MATERIAL TO PROCESS »
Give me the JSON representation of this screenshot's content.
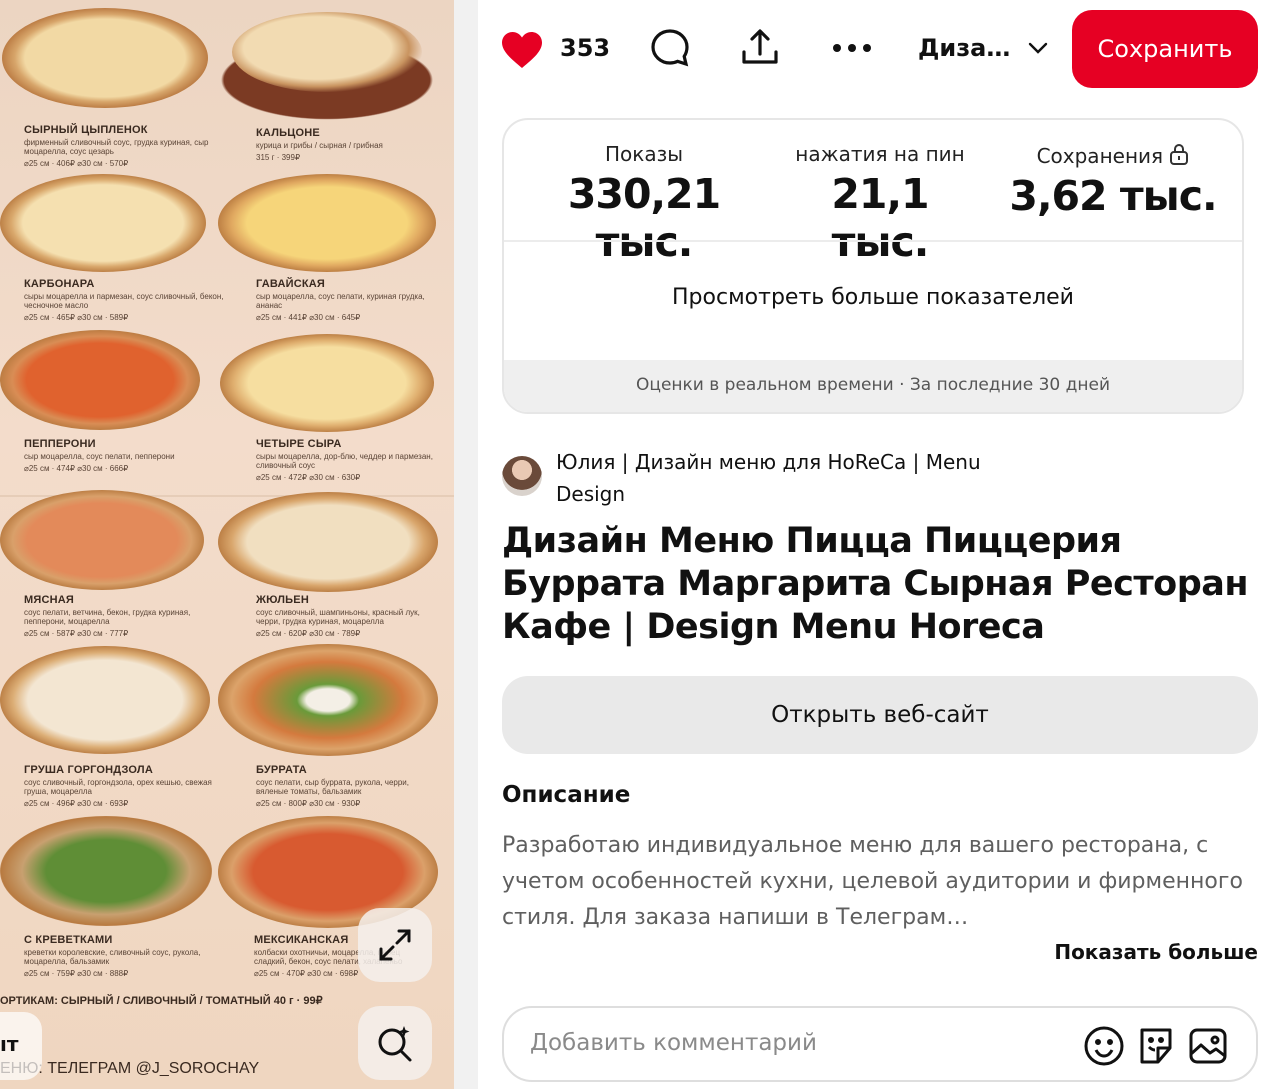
{
  "menu": {
    "pizzas": [
      {
        "name": "СЫРНЫЙ ЦЫПЛЕНОК",
        "desc": "фирменный сливочный соус, грудка куриная, сыр моцарелла, соус цезарь",
        "price": "⌀25 см · 406₽  ⌀30 см · 570₽"
      },
      {
        "name": "КАЛЬЦОНЕ",
        "desc": "курица и грибы / сырная / грибная",
        "price": "315 г · 399₽"
      },
      {
        "name": "КАРБОНАРА",
        "desc": "сыры моцарелла и пармезан, соус сливочный, бекон, чесночное масло",
        "price": "⌀25 см · 465₽  ⌀30 см · 589₽"
      },
      {
        "name": "ГАВАЙСКАЯ",
        "desc": "сыр моцарелла, соус пелати, куриная грудка, ананас",
        "price": "⌀25 см · 441₽  ⌀30 см · 645₽"
      },
      {
        "name": "ПЕППЕРОНИ",
        "desc": "сыр моцарелла, соус пелати, пепперони",
        "price": "⌀25 см · 474₽  ⌀30 см · 666₽"
      },
      {
        "name": "ЧЕТЫРЕ СЫРА",
        "desc": "сыры моцарелла, дор-блю, чеддер и пармезан, сливочный соус",
        "price": "⌀25 см · 472₽  ⌀30 см · 630₽"
      },
      {
        "name": "МЯСНАЯ",
        "desc": "соус пелати, ветчина, бекон, грудка куриная, пепперони, моцарелла",
        "price": "⌀25 см · 587₽  ⌀30 см · 777₽"
      },
      {
        "name": "ЖЮЛЬЕН",
        "desc": "соус сливочный, шампиньоны, красный лук, черри, грудка куриная, моцарелла",
        "price": "⌀25 см · 620₽  ⌀30 см · 789₽"
      },
      {
        "name": "ГРУША ГОРГОНДЗОЛА",
        "desc": "соус сливочный, горгондзола, орех кешью, свежая груша, моцарелла",
        "price": "⌀25 см · 496₽  ⌀30 см · 693₽"
      },
      {
        "name": "БУРРАТА",
        "desc": "соус пелати, сыр буррата, рукола, черри, вяленые томаты, бальзамик",
        "price": "⌀25 см · 800₽  ⌀30 см · 930₽"
      },
      {
        "name": "С КРЕВЕТКАМИ",
        "desc": "креветки королевские, сливочный соус, рукола, моцарелла, бальзамик",
        "price": "⌀25 см · 759₽  ⌀30 см · 888₽"
      },
      {
        "name": "МЕКСИКАНСКАЯ",
        "desc": "колбаски охотничьи, моцарелла, перец сладкий, бекон, соус пелати, халапеньо",
        "price": "⌀25 см · 470₽  ⌀30 см · 698₽"
      }
    ],
    "footer_line": "ОРТИКАМ: СЫРНЫЙ / СЛИВОЧНЫЙ / ТОМАТНЫЙ   40 г · 99₽",
    "footer_contact": "ЕНЮ: ТЕЛЕГРАМ @J_SOROCHAY",
    "left_button_text": "ıт"
  },
  "topbar": {
    "likes": "353",
    "board": "Диза…",
    "save_label": "Сохранить"
  },
  "stats": {
    "impressions_label": "Показы",
    "impressions_value": "330,21 тыс.",
    "clicks_label": "нажатия на пин",
    "clicks_value": "21,1 тыс.",
    "saves_label": "Сохранения",
    "saves_value": "3,62 тыс.",
    "more_label": "Просмотреть больше показателей",
    "footer": "Оценки в реальном времени · За последние 30 дней"
  },
  "author": "Юлия | Дизайн меню для HoReCa | Menu Design",
  "title": "Дизайн Меню Пицца Пиццерия Буррата Маргарита Сырная Ресторан Кафе | Design Menu Horeca",
  "open_site": "Открыть веб-сайт",
  "description": {
    "heading": "Описание",
    "text": "Разработаю индивидуальное меню для вашего ресторана, с учетом особенностей кухни, целевой аудитории и фирменного стиля. Для заказа напиши в Телеграм…",
    "show_more": "Показать больше"
  },
  "comment": {
    "placeholder": "Добавить комментарий"
  },
  "colors": {
    "accent": "#e60023",
    "heart": "#e60023"
  }
}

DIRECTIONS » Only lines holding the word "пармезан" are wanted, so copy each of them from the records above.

WRITTEN SOLUTION »
        "desc": "сыры моцарелла и пармезан, соус сливочный, бекон, чесночное масло",
        "desc": "сыры моцарелла, дор-блю, чеддер и пармезан, сливочный соус",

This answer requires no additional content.